Obama says don’t blame him for Trump, GOP ‘crackup’

President Obama on Thursday flatly rejected accusations that he is responsible for the rise of Donald Trump and the Republican primary “crackup,” saying the GOP has only itself to blame for the tinsel-haired showman’s stunning success.

“I have been blamed by Republicans for a lot of things, but being blamed for their primaries and who they’re selecting for their party is novel,” Obama told reporters at a joint press conference with visiting Canadian Prime Minister Justin Trudeau.

“What I’m not going to do is to validate some notion that the Republican crackup that’s been taking place is a consequence of actions that I’ve taken,” the president said.

Trump’s rise to odds-on favorite in the race for the Republican presidential nomination has shocked the political establishment and pundits. Some conservative figures have started to blame Obama for the brash New Yorker’s unexpected political triumphs in the early phase of the 2016 campaign.

Obama, standing next to Trudeau in the White House Rose Garden, acknowledged having “heard this argument a number of times” but charged that Trump flared up out of anger fueled by Republican leaders and conservative media.


President Obama and Canadian Prime Minister Justin Trudeau hold a joint press conference in the Rose Garden of the White House. (Photo: Chip Somodevilla/Getty Images)

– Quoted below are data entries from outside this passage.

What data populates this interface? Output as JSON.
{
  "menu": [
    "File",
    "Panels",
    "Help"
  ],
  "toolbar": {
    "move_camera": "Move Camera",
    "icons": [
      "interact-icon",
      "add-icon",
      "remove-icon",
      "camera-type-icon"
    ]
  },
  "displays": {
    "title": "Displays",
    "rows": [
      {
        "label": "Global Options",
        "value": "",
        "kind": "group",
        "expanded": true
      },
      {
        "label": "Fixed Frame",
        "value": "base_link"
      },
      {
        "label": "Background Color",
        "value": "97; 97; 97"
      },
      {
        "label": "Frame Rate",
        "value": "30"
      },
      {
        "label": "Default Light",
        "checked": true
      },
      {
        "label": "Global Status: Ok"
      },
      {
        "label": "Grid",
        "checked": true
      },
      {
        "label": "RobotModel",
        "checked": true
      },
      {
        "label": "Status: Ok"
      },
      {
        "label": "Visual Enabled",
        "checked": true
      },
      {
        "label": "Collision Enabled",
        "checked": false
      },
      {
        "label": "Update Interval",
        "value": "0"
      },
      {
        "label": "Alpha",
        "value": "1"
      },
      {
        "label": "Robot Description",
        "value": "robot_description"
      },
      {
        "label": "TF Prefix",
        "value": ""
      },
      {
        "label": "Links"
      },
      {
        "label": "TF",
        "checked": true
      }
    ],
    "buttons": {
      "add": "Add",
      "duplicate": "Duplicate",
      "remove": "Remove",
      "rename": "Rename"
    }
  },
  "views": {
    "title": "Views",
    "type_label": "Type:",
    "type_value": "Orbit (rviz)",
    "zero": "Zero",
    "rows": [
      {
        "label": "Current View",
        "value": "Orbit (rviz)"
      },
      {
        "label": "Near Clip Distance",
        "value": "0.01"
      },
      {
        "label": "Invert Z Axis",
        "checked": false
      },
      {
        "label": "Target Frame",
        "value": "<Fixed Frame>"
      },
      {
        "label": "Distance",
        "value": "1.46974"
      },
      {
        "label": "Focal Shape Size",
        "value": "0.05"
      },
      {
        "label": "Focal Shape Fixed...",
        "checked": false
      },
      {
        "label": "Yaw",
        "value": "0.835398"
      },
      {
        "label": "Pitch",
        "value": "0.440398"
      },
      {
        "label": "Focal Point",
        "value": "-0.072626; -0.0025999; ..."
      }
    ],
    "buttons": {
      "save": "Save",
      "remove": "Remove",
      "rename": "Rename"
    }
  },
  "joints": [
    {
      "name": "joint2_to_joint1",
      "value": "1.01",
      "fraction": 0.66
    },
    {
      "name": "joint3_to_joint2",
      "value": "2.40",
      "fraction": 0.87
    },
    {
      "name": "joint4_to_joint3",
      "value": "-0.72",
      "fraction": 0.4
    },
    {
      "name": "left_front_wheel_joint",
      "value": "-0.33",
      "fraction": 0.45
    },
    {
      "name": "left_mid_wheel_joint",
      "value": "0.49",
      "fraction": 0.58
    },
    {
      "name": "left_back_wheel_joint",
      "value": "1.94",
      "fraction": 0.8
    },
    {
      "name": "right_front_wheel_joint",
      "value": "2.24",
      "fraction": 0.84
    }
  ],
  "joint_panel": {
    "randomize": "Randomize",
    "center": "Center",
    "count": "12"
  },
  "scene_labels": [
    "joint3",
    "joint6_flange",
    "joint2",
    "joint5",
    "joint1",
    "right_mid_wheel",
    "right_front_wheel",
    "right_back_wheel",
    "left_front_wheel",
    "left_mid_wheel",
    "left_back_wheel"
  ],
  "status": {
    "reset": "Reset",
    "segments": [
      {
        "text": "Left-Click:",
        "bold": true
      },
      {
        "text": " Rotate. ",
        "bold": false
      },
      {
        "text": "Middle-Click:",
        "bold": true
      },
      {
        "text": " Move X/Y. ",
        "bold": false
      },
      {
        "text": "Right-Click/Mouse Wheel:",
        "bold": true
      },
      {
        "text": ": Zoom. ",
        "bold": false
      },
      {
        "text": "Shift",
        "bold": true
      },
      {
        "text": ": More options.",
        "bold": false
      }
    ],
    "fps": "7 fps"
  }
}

“The Republican political elites and many of the information outlets — social media, news outlets, talk radio, television stations — have been feeding the Republican base, for the last seven years, a notion that everything I do is to be opposed; that cooperation or compromise somehow is a betrayal; that maximalist, absolutist positions on issues are politically advantageous; that there is a them-out-there and an us — and ‘them’ are the folks who are causing whatever problems you’re experiencing,” Obama said.

“What you’re seeing within the Republican Party is, to some degree, all those efforts, over a course of time, creating an environment where somebody like a Donald Trump can thrive,” Obama said. “He’s just doing more of what has been done for the last seven and a half years.”

A few years ago, Trump became the standard-bearer for the racism-tinged “birther” movement, whose followers profess to believe that the nation’s first black president was born in Kenya rather than his actual birthplace of Hawaii and is thus not eligible for the office he was twice elected to. Obama eventually released his long-form birth certificate.

“I don’t think that I was the one to prompt questions about my birth certificate, for example,” he added. “I don’t remember saying, ‘Hey, why don’t you ask me about that? Why don’t you question whether I’m American or whether I’m loyal or whether I have America’s best interests at heart?’”

Obama said Trump’s views on issues like immigration are “not very different” from those of some of his rivals for the GOP nomination, including Senators Ted Cruz and Marco Rubio. “Mr. Trump might just be more provocative in terms of how he says it, but the actual positions aren’t that different,” the president said.

Obama, who has previously predicted that Trump will not win the White House, said it was time for “thoughtful conservatives” to fight for the soul of their party.

“I think it is very important for them to reflect on what it is about the politics they’ve engaged in that allows the circus we’ve been seeing to transpire and to do some introspection,” Obama said. “I want a serious, effective Republican Party, in part to challenge some of the blind spots and dogmas in the Democratic Party.”

Trudeau, asked to weigh in on the 2016 race and what impact a Trump victory might have on U.S.-Canada relations, sidestepped the question.

“I have tremendous confidence in the American people and look forward to working with whomever they choose to send to this White House later this year,” he said.